- Cardiac rehabilitation (CR) has strong evidence of benefit for secondary disease prevention across many cardiovascular conditions. However, CR is underutilized and has the potential to better support patients in improving and sustaining behaviors known to promote optimal cardiovascular health.
- Digital technology has the potential to address many of the challenges of traditional center-based CR and augment care. Due to a lack of standardization, digital technology is defined in this science advisory to refer to the care delivered through the internet, wearable devices, and mobile applications, as well as emerging computational methods (eg, artificial intelligence and big data).
- This AHA science advisory was assembled to help guide the development and implementation of digital CR interventions that can be translated effectively into clinical care, improve health outcomes, and promote health equity.
- Digital technologies have the capability to add value to health systems by (1) reaching patients previously underrepresented in center-based CR; (2) keeping patients connected to one another and within the health system; (3) changing the cost structure of CR by reducing scarce capital; and (4) allowing for more flexible scheduling for both patients and staff.
- To aid in the delivery of CR, digital technologies are being used (1) as an adjunct to synchronous/in-person CR; 2) for synchronous/real-time audio-visual CR (ie, virtual CR); and (3) for asynchronous CR (ie, remote CR). Generally, the field has moved towards a patient-tailored hybrid model of delivery that offers patients a combination of synchronous/in-person CR and synchronous/real-time CR.
- The current evidence supporting the use of digital technologies in CR points to major gaps that need to be addressed before it can be widely embraced as a safe and effective tool for use in routine practice.
- These evidence gaps include studies conducted in community-based practice settings with extended follow-up and standardization of comparator groups.

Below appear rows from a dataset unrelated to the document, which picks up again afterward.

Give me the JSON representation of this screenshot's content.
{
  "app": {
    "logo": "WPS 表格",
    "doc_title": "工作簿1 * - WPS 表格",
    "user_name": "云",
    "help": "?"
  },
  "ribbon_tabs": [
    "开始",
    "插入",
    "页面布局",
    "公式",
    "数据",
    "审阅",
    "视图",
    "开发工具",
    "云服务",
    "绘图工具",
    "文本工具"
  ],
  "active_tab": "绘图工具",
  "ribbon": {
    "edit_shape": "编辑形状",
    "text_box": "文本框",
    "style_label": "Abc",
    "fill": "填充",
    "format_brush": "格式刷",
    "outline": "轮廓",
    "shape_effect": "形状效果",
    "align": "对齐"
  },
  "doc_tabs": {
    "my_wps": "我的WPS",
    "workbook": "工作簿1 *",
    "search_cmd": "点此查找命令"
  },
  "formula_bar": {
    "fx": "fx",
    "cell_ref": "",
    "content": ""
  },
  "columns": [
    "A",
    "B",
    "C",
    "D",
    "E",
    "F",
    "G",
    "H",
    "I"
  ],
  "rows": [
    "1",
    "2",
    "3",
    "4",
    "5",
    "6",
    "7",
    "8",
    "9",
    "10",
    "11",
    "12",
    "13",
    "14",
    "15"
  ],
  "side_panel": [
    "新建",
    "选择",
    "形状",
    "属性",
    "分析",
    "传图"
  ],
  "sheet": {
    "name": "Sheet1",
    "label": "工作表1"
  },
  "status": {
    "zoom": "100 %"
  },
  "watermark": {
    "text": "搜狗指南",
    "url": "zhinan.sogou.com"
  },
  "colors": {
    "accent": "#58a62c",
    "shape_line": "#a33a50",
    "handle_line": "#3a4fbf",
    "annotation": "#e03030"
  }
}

It is important for future studies to prioritize greater patient diversity, consider frailty and multimorbidity (above and beyond just aging), include additional clinical populations, and provide more complete solutions to comorbidity management.
- It is also important that future digital CR solutions aspire to deliver and possibly refine the core components of CR more comprehensively. The emergence of smart wearable devices presents an opportunity for robust monitoring of digital biomarkers or desirable/tangible goals in order to tailor exercise prescriptions, support extended patient engagement, and overall provide a more complete solution for CR delivery.
- While use of digital technologies in CR has the potential to improve health equity, rapidly advancing technology may also exacerbate the exclusion of sociodemographic subgroups or persons with disabilities, introduce digital biases, and paradoxically widen the digital divide. Issues related to connectivity, affordability, and accessibility may disenfranchise unique populations and is important to consider up front when developing and implementing digital interventions.
- To promote equity, the development, validation, and implementation of digital technologies in CR centers on two specific goals: (1) to avoid perpetuating or worsening current health disparities; and (2) to identify opportunities to overcome barriers that have limited access to or the efficacy of CR in underrepresented populations. Examples of unique considerations when using digital technologies include selecting wearable devices with large display screens or ensuring large font in mobile applications for older adults who may have poor eyesight or dexterity.
Golbus JR, Lopez-Jimenez F, Barac A, Cornwell WK, Dunn P, Forman DE, Martin SS, Schorr EN, Supervia M; on behalf of the American Heart Association Exercise, Cardiac Rehabilitation and Secondary Prevention Committee of the Council on Clinical Cardiology; Council on Lifelong Congenital Heart Disease and Heart Health in the Young; Council on Quality of Care and Outcomes Research; and Council on Cardiovascular and Stroke Nursing. Digital technologies in cardiac rehabilitation: a science advisory from the American Heart Association [published online ahead of print June 5, 2023]. Circulation. doi: 10.1161/CIR.0000000000001150